LIVERPOOL fans were unfairly blamed for the chaos which surrounded last season’s Champions League final in Paris to “divert attention” from the failure of the organisers, a French Senate report has found.

The Senate has heard from Reds supporters, along with French police and government officials and UEFA’s events director, Martin Kallen, since the match on May 28, which kicked off more than half an hour late.

France’s interior minister, Gerald Darmanin, initially laid the blame for the delays at the door of ticketless Liverpool supporters for the build-up of crowds at the perimeter of the Stade de France, with police also using tear gas on fans as they waited to gain entry.

Fans gather outside the perimeter of the Stade de France on May 28Fans gather outside the perimeter of the Stade de France on May 28 (Adam Davy/PA)

The provisional report of its findings, published on Wednesday, stated: “It is unfair to have wanted to make supporters of the Liverpool team bear the responsibility for the disturbances that occurred, as the Minister of the Interior did to divert attention from the inability of the state to adequately manage the crowds present and to curb the action of several hundred violent and co-ordinated (local) delinquents.”

It was welcomed by Liverpool chief executive Billy Hogan, who has called for an apology from the French government. Liverpool fans’ group Spirit of Shankly have asked for the same plus the opening of a full parliamentary inquiry in France.

“I would say I was incredibly encouraged to see one of the senators specifically apologise to the Liverpool fans and to the Real Madrid fans for what happened on the night,” Hogan said on Liverpool’s official website.

“And I would ask that the French government do the same. Not just to the fans of Liverpool and Real Madrid but to both clubs, who have had reputational issues coming out of the final and we would hope they would extend an apology where one is deserved.”

The report found the chaos had been caused by a “chain of events and malfunctions” in the days and hours leading up to kick-off.

It added: “The systems put in place had major shortcomings with regard to the intelligence (absence of hooligans but presence of delinquents in large numbers), the transport routes for supporters (removal of a drop-off route at the surroundings of the stadium) and insufficient communication.

“It is not only in the execution that problems arose. Upstream, the crisis scenarios were insufficiently worked on and did not demonstrate the necessary flexibility in the face of so many unanticipated events.”

The Senate report said the French authorities must learn the lessons from the “serious collective failure” which had occurred and apply them to the hosting of next year’s Rugby World Cup and the 2024 Olympic Games.

The report described UEFA’s management of the ticketing system as “unsuitable” and criticised a lack of training for stewards, who it said were quickly overwhelmed.
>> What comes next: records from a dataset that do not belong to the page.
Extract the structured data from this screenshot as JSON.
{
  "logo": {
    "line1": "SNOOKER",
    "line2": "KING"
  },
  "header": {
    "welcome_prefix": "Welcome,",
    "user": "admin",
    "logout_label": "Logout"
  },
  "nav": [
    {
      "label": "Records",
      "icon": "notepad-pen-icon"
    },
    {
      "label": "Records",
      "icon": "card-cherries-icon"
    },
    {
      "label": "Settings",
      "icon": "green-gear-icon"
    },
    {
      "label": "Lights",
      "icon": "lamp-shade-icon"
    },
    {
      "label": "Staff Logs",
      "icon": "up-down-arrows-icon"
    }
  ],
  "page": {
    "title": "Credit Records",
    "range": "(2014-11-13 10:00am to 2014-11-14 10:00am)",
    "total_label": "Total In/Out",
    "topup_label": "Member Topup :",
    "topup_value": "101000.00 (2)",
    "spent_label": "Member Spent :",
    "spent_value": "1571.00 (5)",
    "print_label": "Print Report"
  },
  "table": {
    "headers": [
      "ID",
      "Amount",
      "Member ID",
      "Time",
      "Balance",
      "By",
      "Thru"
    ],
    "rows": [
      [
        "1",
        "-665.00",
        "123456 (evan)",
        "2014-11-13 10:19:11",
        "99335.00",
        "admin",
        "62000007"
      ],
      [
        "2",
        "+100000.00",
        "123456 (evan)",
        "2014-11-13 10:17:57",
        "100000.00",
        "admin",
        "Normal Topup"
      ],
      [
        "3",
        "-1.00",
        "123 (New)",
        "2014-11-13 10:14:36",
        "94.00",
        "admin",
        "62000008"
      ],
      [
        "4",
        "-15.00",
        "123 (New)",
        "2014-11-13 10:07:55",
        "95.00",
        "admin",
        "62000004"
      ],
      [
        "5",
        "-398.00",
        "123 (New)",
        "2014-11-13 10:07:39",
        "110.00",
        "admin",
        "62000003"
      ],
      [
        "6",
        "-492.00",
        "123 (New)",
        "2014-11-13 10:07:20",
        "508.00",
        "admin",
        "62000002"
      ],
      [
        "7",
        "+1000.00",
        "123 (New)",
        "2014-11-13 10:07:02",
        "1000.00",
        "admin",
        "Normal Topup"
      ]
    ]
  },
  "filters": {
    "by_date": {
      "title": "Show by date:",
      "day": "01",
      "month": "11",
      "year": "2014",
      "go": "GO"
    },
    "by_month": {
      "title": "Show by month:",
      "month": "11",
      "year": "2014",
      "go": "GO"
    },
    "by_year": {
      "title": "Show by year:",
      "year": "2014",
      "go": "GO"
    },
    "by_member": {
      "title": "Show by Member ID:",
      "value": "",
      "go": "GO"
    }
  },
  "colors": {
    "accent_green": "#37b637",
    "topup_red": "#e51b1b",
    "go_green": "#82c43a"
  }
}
UEFA had failed to put in place a system in advance to detect the extent of forgeries, the Senate found.

The report said the French football federation (FFF) had identified 2,471 counterfeit tickets, 1,644 of them in the southern sector of the stadium dedicated to Liverpool supporters.

Fans waiting outside Gate Y at the Stade de FranceFans waiting outside Gate Y at the Stade de France (Nick Potts/PA)

It also said the decision to run a first check on ticket validity at pre-screening security points had led to checkpoints becoming blocked.

The Senate recommended the introduction of tamper-proof ticketing for such major events, and improved co-ordination between stewards and police.

The reduced service on the RER B train network put added pressure on RER D, which had to cope with 36,000 fans instead of 10-15,000.

That, combined with a lack of relief lanes at the exit of the RER D station, led to a “crisis situation”, the report said.

Policing was said to be influenced by a “dated vision” of British fans as officers prepared for an influx of hooligans, rather than a plan built around the enjoyment of supporters and their ease of access to the venue.

“Welcoming supporters in a festive setting had been neglected,” it stated.

Security personnel were slow to intervene in acts of theft by local delinquents – and to remove them from the stadium forecourt – owing to the congestion caused by transport and ticketing issues, the report said.

The presence of these delinquents was said to be “predictable”, but the number of police assigned to fight crime was not sufficient.

The report was told 209 officers had been deployed to cover the possibility of crimes being committed at the final, less than a third of the number on duty for the same purpose at the France v Denmark Nations League match last month.

Spirit of Shankly said the chaos around the final represented a “monumental failure” by the French government and UEFA.

It thanked the Senate for welcoming the testimonies of fans and vindicating them from any responsibility, but added: “There remains the issue of lies being persistently repeated.

“We want a full apology from the French government with a complete retraction of the lies purported on their behalf on and since 28 May 2022, and will continue to lobby to achieve it. We also believe only a full French parliamentary inquiry, with witnesses testifying under oath, will bring truth and justice and will continue to lobby to achieve it.”

UEFA has commissioned an independent review into the events surrounding the final. The preliminary findings of that review are due to be published in September.